2004 After much hesitancy, South Africa begins to provide free antiretroviral treatment

2007 Around 33 million people are estimated to be living with HIV

2009 UNAids and WHO confirm Aids pandemic is in decline

Life and Style
ebookNow available in paperback
ebooks
ebookA delicious collection of 50 meaty main courses
Latest stories from i100
Have you tried new the Independent Digital Edition apps?

ES Rentals

    Independent Dating
    and  

    By clicking 'Search' you
    are agreeing to our
    Terms of Use.

    iJobs Job Widget
    iJobs General

    Recruitment Genius: Business Development Manager / Sales - OTE £45,000

    £35000 - £45000 per annum: Recruitment Genius: This company is a solutions / s...
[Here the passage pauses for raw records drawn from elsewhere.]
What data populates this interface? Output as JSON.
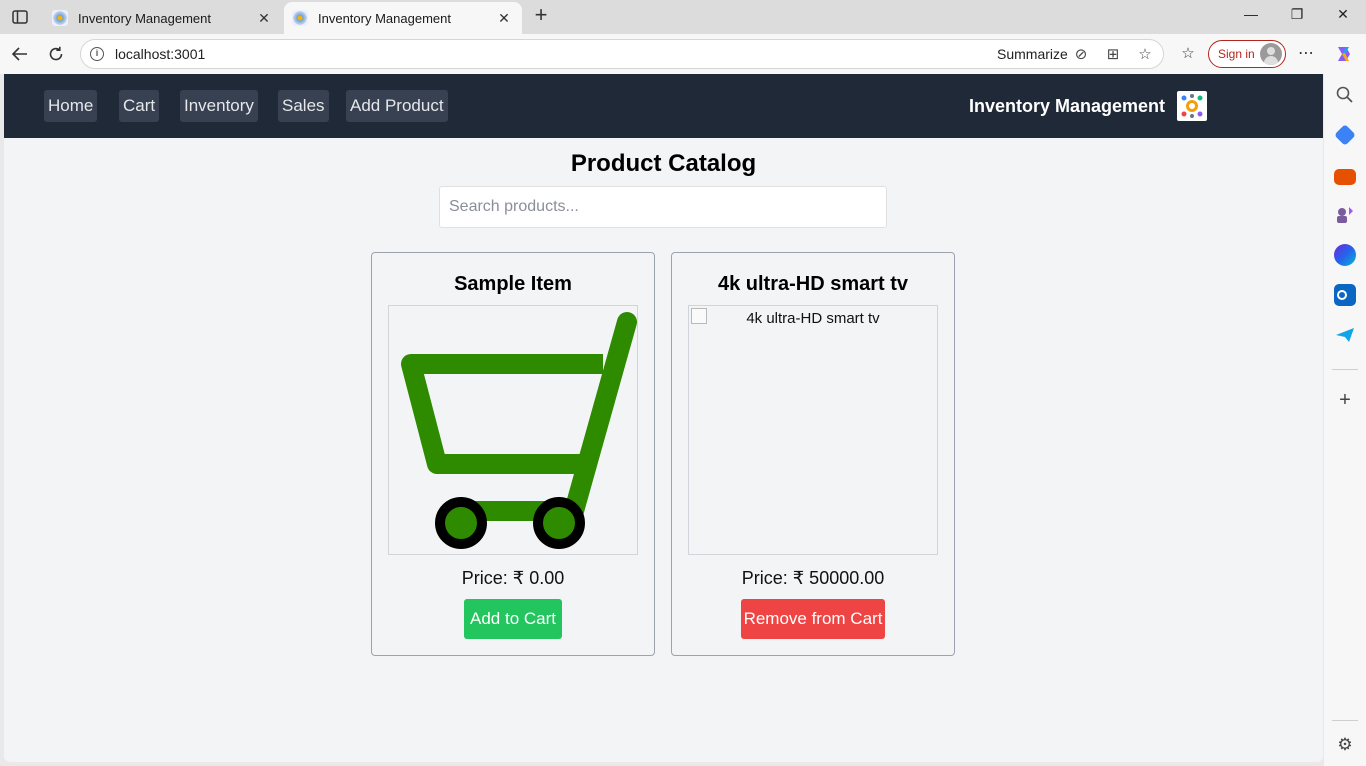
{
  "browser": {
    "tabs": [
      {
        "title": "Inventory Management",
        "active": false
      },
      {
        "title": "Inventory Management",
        "active": true
      }
    ],
    "url": "localhost:3001",
    "summarize_label": "Summarize",
    "sign_in_label": "Sign in"
  },
  "app": {
    "nav": [
      {
        "label": "Home"
      },
      {
        "label": "Cart"
      },
      {
        "label": "Inventory"
      },
      {
        "label": "Sales"
      },
      {
        "label": "Add Product"
      }
    ],
    "brand": "Inventory Management",
    "page_title": "Product Catalog",
    "search_placeholder": "Search products...",
    "products": [
      {
        "name": "Sample Item",
        "price": "Price: ₹ 0.00",
        "action": "Add to Cart",
        "action_color": "#22c55e",
        "image": "shopping-cart-icon"
      },
      {
        "name": "4k ultra-HD smart tv",
        "price": "Price: ₹ 50000.00",
        "action": "Remove from Cart",
        "action_color": "#ef4444",
        "image_alt": "4k ultra-HD smart tv"
      }
    ]
  },
  "colors": {
    "nav_bg": "#1f2937",
    "nav_link_bg": "#374151",
    "page_bg": "#f3f4f6",
    "cart_green": "#2e8b00"
  }
}
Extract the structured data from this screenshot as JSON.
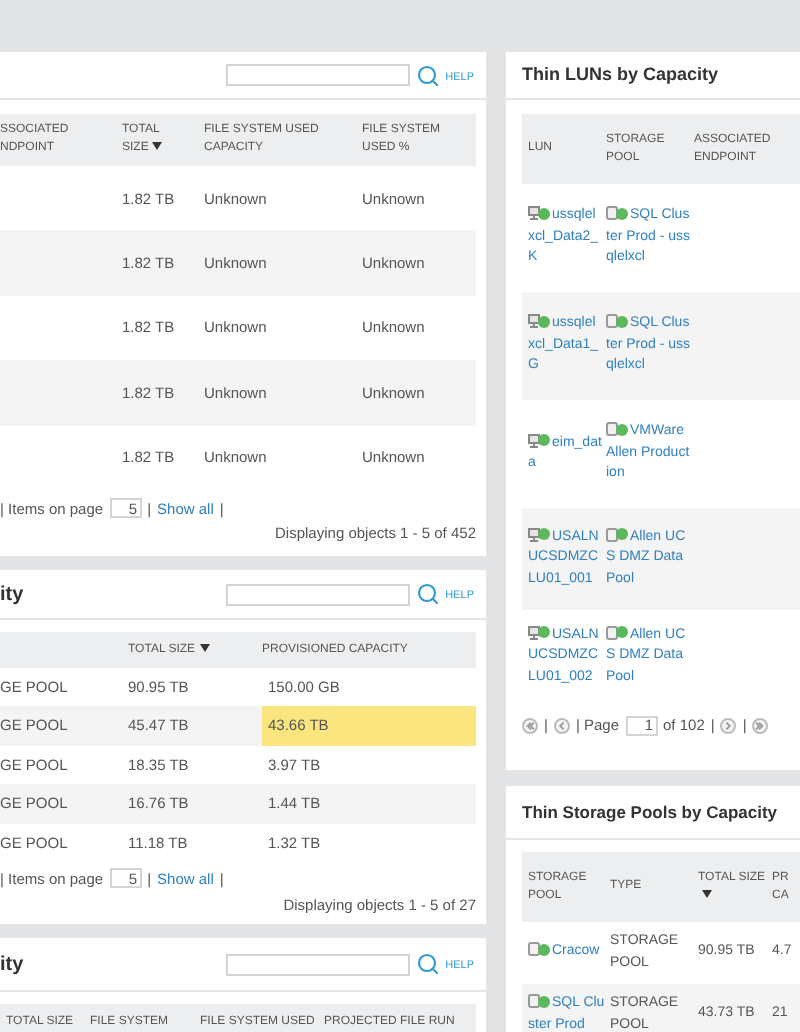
{
  "file_systems_panel": {
    "help": "HELP",
    "columns": [
      {
        "label": "SSOCIATED NDPOINT",
        "sorted": false
      },
      {
        "label": "TOTAL SIZE",
        "sorted": true
      },
      {
        "label": "FILE SYSTEM USED CAPACITY",
        "sorted": false
      },
      {
        "label": "FILE SYSTEM USED %",
        "sorted": false
      }
    ],
    "rows": [
      [
        "",
        "1.82 TB",
        "Unknown",
        "Unknown"
      ],
      [
        "",
        "1.82 TB",
        "Unknown",
        "Unknown"
      ],
      [
        "",
        "1.82 TB",
        "Unknown",
        "Unknown"
      ],
      [
        "",
        "1.82 TB",
        "Unknown",
        "Unknown"
      ],
      [
        "",
        "1.82 TB",
        "Unknown",
        "Unknown"
      ]
    ],
    "pager": {
      "items_label": "| Items on page",
      "items_value": "5",
      "show_all": "Show all",
      "separator": "|"
    },
    "summary": "Displaying objects 1 - 5 of 452"
  },
  "pools_panel": {
    "title": "ity",
    "help": "HELP",
    "columns": [
      {
        "label": "TOTAL SIZE",
        "sorted": true
      },
      {
        "label": "PROVISIONED CAPACITY",
        "sorted": false
      }
    ],
    "rows": [
      {
        "pool": "GE POOL",
        "size": "90.95 TB",
        "provisioned": "150.00 GB",
        "highlighted": false
      },
      {
        "pool": "GE POOL",
        "size": "45.47 TB",
        "provisioned": "43.66 TB",
        "highlighted": true
      },
      {
        "pool": "GE POOL",
        "size": "18.35 TB",
        "provisioned": "3.97 TB",
        "highlighted": false
      },
      {
        "pool": "GE POOL",
        "size": "16.76 TB",
        "provisioned": "1.44 TB",
        "highlighted": false
      },
      {
        "pool": "GE POOL",
        "size": "11.18 TB",
        "provisioned": "1.32 TB",
        "highlighted": false
      }
    ],
    "pager": {
      "items_label": "| Items on page",
      "items_value": "5",
      "show_all": "Show all",
      "separator": "|"
    },
    "summary": "Displaying objects 1 - 5 of 27"
  },
  "third_panel": {
    "title": "ity",
    "help": "HELP",
    "columns": [
      "TOTAL SIZE",
      "FILE SYSTEM",
      "FILE SYSTEM USED",
      "PROJECTED FILE RUN"
    ]
  },
  "thin_luns_panel": {
    "title": "Thin LUNs by Capacity",
    "columns": [
      "LUN",
      "STORAGE POOL",
      "ASSOCIATED ENDPOINT"
    ],
    "rows": [
      {
        "lun": {
          "name": "ussqlelxcl_Data2_K",
          "color": "#5cb85c"
        },
        "pool": {
          "name": "SQL Cluster Prod - ussqlelxcl",
          "color": "#5cb85c"
        }
      },
      {
        "lun": {
          "name": "ussqlelxcl_Data1_G",
          "color": "#5cb85c"
        },
        "pool": {
          "name": "SQL Cluster Prod - ussqlelxcl",
          "color": "#5cb85c"
        }
      },
      {
        "lun": {
          "name": "eim_data",
          "color": "#5cb85c"
        },
        "pool": {
          "name": "VMWare Allen Production",
          "color": "#5cb85c"
        }
      },
      {
        "lun": {
          "name": "USALNUCSDMZCLU01_001",
          "color": "#5cb85c"
        },
        "pool": {
          "name": "Allen UCS DMZ Data Pool",
          "color": "#5cb85c"
        }
      },
      {
        "lun": {
          "name": "USALNUCSDMZCLU01_002",
          "color": "#5cb85c"
        },
        "pool": {
          "name": "Allen UCS DMZ Data Pool",
          "color": "#5cb85c"
        }
      }
    ],
    "pager": {
      "page_label": "| Page",
      "page_value": "1",
      "of": "of 102",
      "separator": "|"
    }
  },
  "thin_pools_panel": {
    "title": "Thin Storage Pools by Capacity",
    "columns": [
      {
        "label": "STORAGE POOL",
        "sorted": false
      },
      {
        "label": "TYPE",
        "sorted": false
      },
      {
        "label": "TOTAL SIZE",
        "sorted": true
      },
      {
        "label": "PR CA",
        "sorted": false
      }
    ],
    "rows": [
      {
        "pool": "Cracow",
        "color": "#5cb85c",
        "type": "STORAGE POOL",
        "size": "90.95 TB",
        "column_4": "4.7"
      },
      {
        "pool": "SQL Cluster Prod",
        "color": "#5cb85c",
        "type": "STORAGE POOL",
        "size": "43.73 TB",
        "column_4": "21"
      }
    ]
  }
}
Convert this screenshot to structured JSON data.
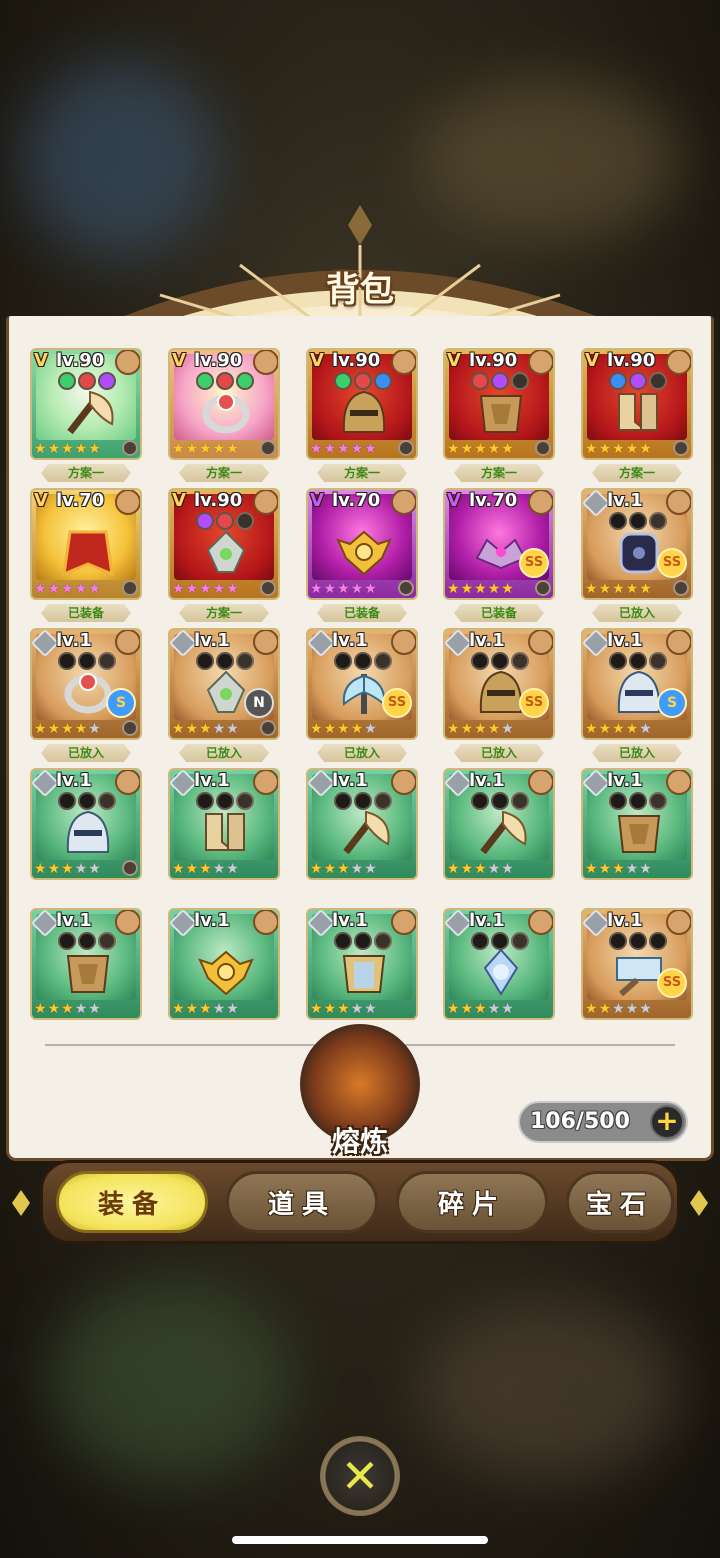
{
  "title": "背包",
  "cards": [
    {
      "lv": "lv.90",
      "badge": "V",
      "badge_color": "gold",
      "frame": "green",
      "stars": "55555",
      "star_type": "on",
      "sockets": [
        "g",
        "r",
        "p"
      ],
      "lock": true,
      "shape": "axe",
      "tag": "方案一"
    },
    {
      "lv": "lv.90",
      "badge": "V",
      "badge_color": "gold",
      "frame": "pink",
      "stars": "55555",
      "star_type": "on",
      "sockets": [
        "g",
        "r",
        "g"
      ],
      "lock": true,
      "shape": "ring",
      "tag": "方案一"
    },
    {
      "lv": "lv.90",
      "badge": "V",
      "badge_color": "gold",
      "frame": "red",
      "stars": "55555",
      "star_type": "pink",
      "sockets": [
        "g",
        "r",
        "b"
      ],
      "lock": true,
      "shape": "helm",
      "tag": "方案一"
    },
    {
      "lv": "lv.90",
      "badge": "V",
      "badge_color": "gold",
      "frame": "red",
      "stars": "55555",
      "star_type": "on",
      "sockets": [
        "r",
        "p",
        "x"
      ],
      "lock": true,
      "shape": "armor",
      "tag": "方案一"
    },
    {
      "lv": "lv.90",
      "badge": "V",
      "badge_color": "gold",
      "frame": "red",
      "stars": "55555",
      "star_type": "on",
      "sockets": [
        "b",
        "p",
        "x"
      ],
      "lock": true,
      "shape": "boots",
      "tag": "方案一"
    },
    {
      "lv": "lv.70",
      "badge": "V",
      "badge_color": "gold",
      "frame": "gold",
      "stars": "55555",
      "star_type": "pink",
      "sockets": [],
      "lock": true,
      "shape": "cape",
      "tag": "已装备"
    },
    {
      "lv": "lv.90",
      "badge": "V",
      "badge_color": "gold",
      "frame": "red",
      "stars": "55555",
      "star_type": "pink",
      "sockets": [
        "p",
        "r",
        "x"
      ],
      "lock": true,
      "shape": "amulet",
      "tag": "方案一"
    },
    {
      "lv": "lv.70",
      "badge": "V",
      "badge_color": "purple",
      "frame": "purple",
      "stars": "55555",
      "star_type": "pink",
      "sockets": [],
      "lock": true,
      "shape": "emblem",
      "tag": "已装备"
    },
    {
      "lv": "lv.70",
      "badge": "V",
      "badge_color": "purple",
      "frame": "purple",
      "stars": "55555",
      "star_type": "on",
      "sockets": [],
      "lock": true,
      "shape": "crown",
      "grade": "SS",
      "tag": "已装备"
    },
    {
      "lv": "lv.1",
      "badge": "",
      "badge_color": "",
      "frame": "orange",
      "stars": "55555",
      "star_type": "on",
      "sockets": [
        "k",
        "k",
        "x"
      ],
      "lock": true,
      "shape": "bracer",
      "grade": "SS",
      "tag": "已放入"
    },
    {
      "lv": "lv.1",
      "badge": "",
      "badge_color": "",
      "frame": "orange",
      "stars": "44440",
      "star_type": "on",
      "sockets": [
        "k",
        "k",
        "x"
      ],
      "lock": true,
      "shape": "ring",
      "grade": "S",
      "tag": "已放入"
    },
    {
      "lv": "lv.1",
      "badge": "",
      "badge_color": "",
      "frame": "orange",
      "stars": "33300",
      "star_type": "on",
      "sockets": [
        "k",
        "k",
        "x"
      ],
      "lock": true,
      "shape": "amulet",
      "grade": "N",
      "tag": "已放入"
    },
    {
      "lv": "lv.1",
      "badge": "",
      "badge_color": "",
      "frame": "orange",
      "stars": "44440",
      "star_type": "on",
      "sockets": [
        "k",
        "k",
        "x"
      ],
      "lock": false,
      "shape": "axe2",
      "grade": "SS",
      "tag": "已放入"
    },
    {
      "lv": "lv.1",
      "badge": "",
      "badge_color": "",
      "frame": "orange",
      "stars": "44440",
      "star_type": "on",
      "sockets": [
        "k",
        "k",
        "x"
      ],
      "lock": false,
      "shape": "helm",
      "grade": "SS",
      "tag": "已放入"
    },
    {
      "lv": "lv.1",
      "badge": "",
      "badge_color": "",
      "frame": "orange",
      "stars": "44440",
      "star_type": "on",
      "sockets": [
        "k",
        "k",
        "x"
      ],
      "lock": false,
      "shape": "helm2",
      "grade": "S",
      "tag": "已放入"
    },
    {
      "lv": "lv.1",
      "badge": "",
      "badge_color": "",
      "frame": "teal",
      "stars": "33300",
      "star_type": "on",
      "sockets": [
        "k",
        "k",
        "x"
      ],
      "lock": true,
      "shape": "helm2",
      "tag": ""
    },
    {
      "lv": "lv.1",
      "badge": "",
      "badge_color": "",
      "frame": "teal",
      "stars": "33300",
      "star_type": "on",
      "sockets": [
        "k",
        "k",
        "x"
      ],
      "lock": false,
      "shape": "boots",
      "tag": ""
    },
    {
      "lv": "lv.1",
      "badge": "",
      "badge_color": "",
      "frame": "teal",
      "stars": "33300",
      "star_type": "on",
      "sockets": [
        "k",
        "k",
        "x"
      ],
      "lock": false,
      "shape": "axe",
      "tag": ""
    },
    {
      "lv": "lv.1",
      "badge": "",
      "badge_color": "",
      "frame": "teal",
      "stars": "33300",
      "star_type": "on",
      "sockets": [
        "k",
        "k",
        "x"
      ],
      "lock": false,
      "shape": "axe",
      "tag": ""
    },
    {
      "lv": "lv.1",
      "badge": "",
      "badge_color": "",
      "frame": "teal",
      "stars": "33300",
      "star_type": "on",
      "sockets": [
        "k",
        "k",
        "x"
      ],
      "lock": false,
      "shape": "armor",
      "tag": ""
    },
    {
      "lv": "lv.1",
      "badge": "",
      "badge_color": "",
      "frame": "teal",
      "stars": "33300",
      "star_type": "on",
      "sockets": [
        "k",
        "k",
        "x"
      ],
      "lock": false,
      "shape": "armor",
      "tag": ""
    },
    {
      "lv": "lv.1",
      "badge": "",
      "badge_color": "",
      "frame": "teal",
      "stars": "33300",
      "star_type": "on",
      "sockets": [],
      "lock": false,
      "shape": "emblem",
      "tag": ""
    },
    {
      "lv": "lv.1",
      "badge": "",
      "badge_color": "",
      "frame": "teal",
      "stars": "33300",
      "star_type": "on",
      "sockets": [
        "k",
        "k",
        "x"
      ],
      "lock": false,
      "shape": "armor2",
      "tag": ""
    },
    {
      "lv": "lv.1",
      "badge": "",
      "badge_color": "",
      "frame": "teal",
      "stars": "33300",
      "star_type": "on",
      "sockets": [
        "k",
        "k",
        "x"
      ],
      "lock": false,
      "shape": "crystal",
      "tag": ""
    },
    {
      "lv": "lv.1",
      "badge": "",
      "badge_color": "",
      "frame": "orange",
      "stars": "22000",
      "star_type": "on",
      "sockets": [
        "k",
        "k",
        "k"
      ],
      "lock": false,
      "shape": "hammer",
      "grade": "SS",
      "tag": ""
    }
  ],
  "smelt_label": "熔炼",
  "capacity": "106/500",
  "capacity_plus": "+",
  "tabs": [
    {
      "label": "装备",
      "active": true
    },
    {
      "label": "道具",
      "active": false
    },
    {
      "label": "碎片",
      "active": false
    },
    {
      "label": "宝石",
      "active": false
    }
  ],
  "close_label": "✕"
}
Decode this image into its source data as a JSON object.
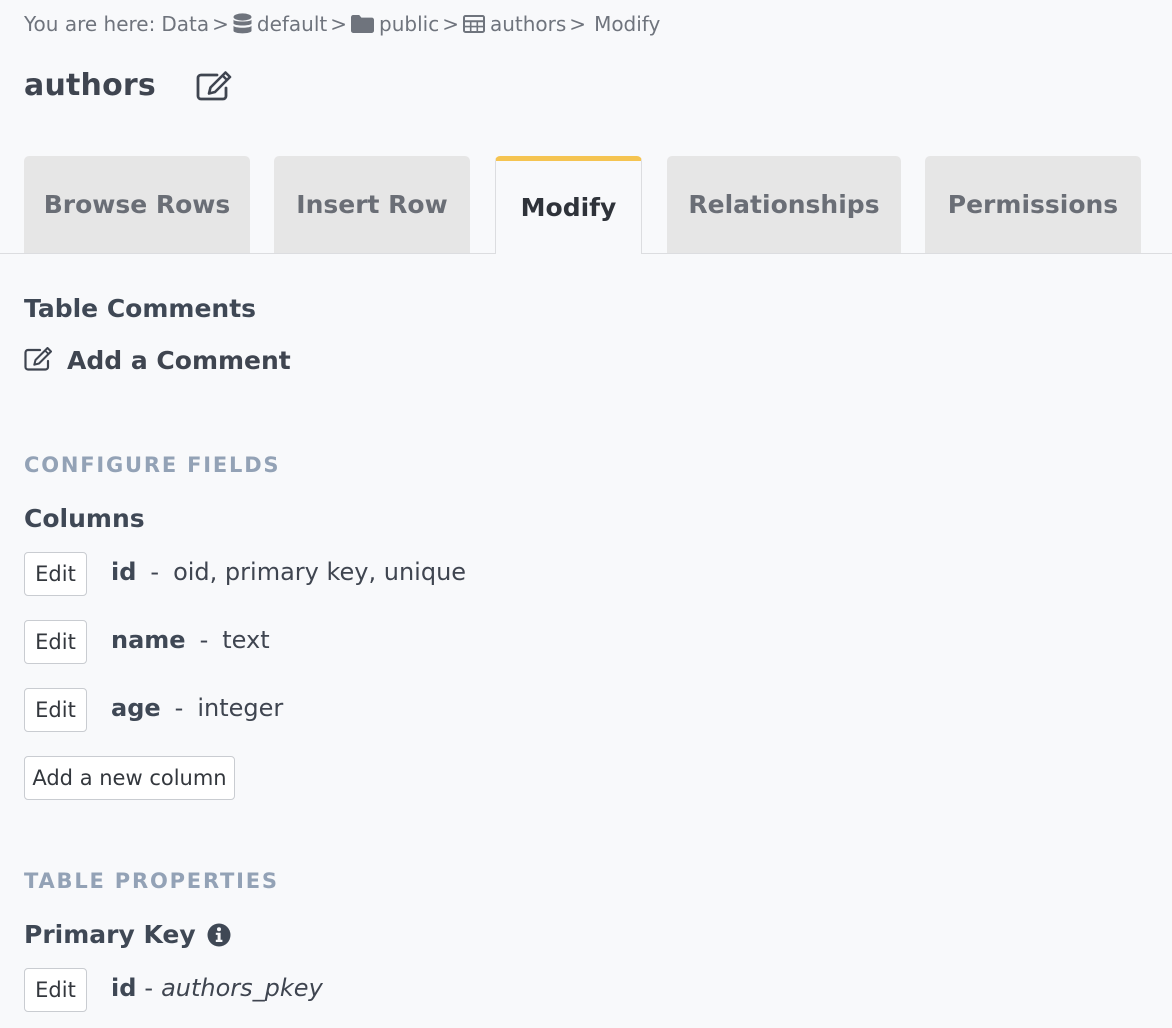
{
  "breadcrumb": {
    "prefix": "You are here:",
    "items": [
      {
        "label": "Data",
        "icon": null
      },
      {
        "label": "default",
        "icon": "database-icon"
      },
      {
        "label": "public",
        "icon": "folder-icon"
      },
      {
        "label": "authors",
        "icon": "table-icon"
      },
      {
        "label": "Modify",
        "icon": null
      }
    ],
    "separator": ">"
  },
  "page": {
    "title": "authors"
  },
  "tabs": [
    {
      "label": "Browse Rows",
      "active": false
    },
    {
      "label": "Insert Row",
      "active": false
    },
    {
      "label": "Modify",
      "active": true
    },
    {
      "label": "Relationships",
      "active": false
    },
    {
      "label": "Permissions",
      "active": false
    }
  ],
  "table_comments": {
    "heading": "Table Comments",
    "add_label": "Add a Comment"
  },
  "configure_fields": {
    "label": "CONFIGURE FIELDS",
    "columns_heading": "Columns",
    "edit_label": "Edit",
    "dash": "-",
    "columns": [
      {
        "name": "id",
        "type": "oid, primary key, unique"
      },
      {
        "name": "name",
        "type": "text"
      },
      {
        "name": "age",
        "type": "integer"
      }
    ],
    "add_column_label": "Add a new column"
  },
  "table_properties": {
    "label": "TABLE PROPERTIES",
    "primary_key_heading": "Primary Key",
    "edit_label": "Edit",
    "primary_key": {
      "column": "id",
      "dash": "-",
      "constraint": "authors_pkey"
    }
  },
  "colors": {
    "accent": "#f5c451",
    "section_label": "#93a2b6",
    "text": "#3f4550",
    "tab_bg": "#e6e6e6",
    "page_bg": "#f8f9fb"
  }
}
    Recruitment Genius: Sales Executive - OTE £45,000

    £18000 - £45000 per annum: Recruitment Genius: A Sales Executive is required t...

    Recruitment Genius: Test Development Engineer

    £35000 - £40000 per annum: Recruitment Genius: Are you inspired to bring new a...

    Recruitment Genius: Trainee Motor Engineer

    £14000 - £18000 per annum: Recruitment Genius: This is an exciting opportunity...

    Day In a Page

    Sepp Blatter resignation: The beginning of Fifa's long road to reform?

    Does Blatter's departure mean Fifa will automatically clean up its act?

    Don't bet on it, says Tom Peck
    Charles Kennedy: The baby of the House who grew into a Lib Dem giant

    The baby of the House who grew into a Lib Dem giant

    Charles Kennedy was consistently a man of the centre-left, dedicated to social justice, but was also a champion of liberty and an opponent of the nanny-state, says Baroness Williams
    Syria civil war: The harrowing testament of a five-year-old victim of this endless conflict

    The harrowing testament of a five-year-old victim of Syria's endless civil war

    Sahar Qanbar lost her mother and brother as civilians and government soldiers fought side by side after being surrounded by brutal Islamist fighters. Robert Fisk visited her
    The future of songwriting: How streaming is changing everything we know about making music

    The future of songwriting

    How streaming is changing everything we know about making music
    William Shemin and Henry Johnson: Jewish and black soldiers receive World War I Medal of Honor amid claims of discrimination

    Recognition at last

    Jewish and black soldiers who fought in WWI finally receive medals after claims of discrimination
    Beating obesity: The new pacemaker which helps over-eaters

    Beating obesity

    The new pacemaker which helps over-eaters
    9 best women's festival waterproofs

    Ready for rain: 9 best women's festival waterproofs

    These are the macs to keep your denim dry and your hair frizz-free(ish)
    Cycling World Hour Record: Nervous Sir Bradley Wiggins ready for pain as he prepares to go distance

    Wiggins worried

    Nervous Sir Bradley ready for pain as he prepares to attempt cycling's World Hour Record
    On your feet! Spending at least two hours a day standing reduces the risk of heart attacks, cancer and diabetes, according to new research

    On your feet!

    Spending half the day standing 'reduces risk of heart attacks and cancer'
    Liverpool close in on Milner signing

    Liverpool close in on Milner signing

    Reds baulk at Christian Benteke £32.5m release clause
    With scores of surgeries closing, what hope is there for the David Cameron's promise of 5,000 more GPs and a 24/7 NHS?

    The big NHS question

    Why are there so few new GPs when so many want to study medicine?
    Big knickers are back: Thongs ain't what they used to be

    Thongs ain't what they used to be

    Big knickers are back
    Thurston Moore interview

    Thurston Moore interview

    On living in London, Sonic Youth and musical memoirs
    In full bloom

    In full bloom

    Floral print womenswear
    From leading man to Elephant Man, Bradley Cooper is terrific

    From leading man to Elephant Man

    Bradley Cooper is terrific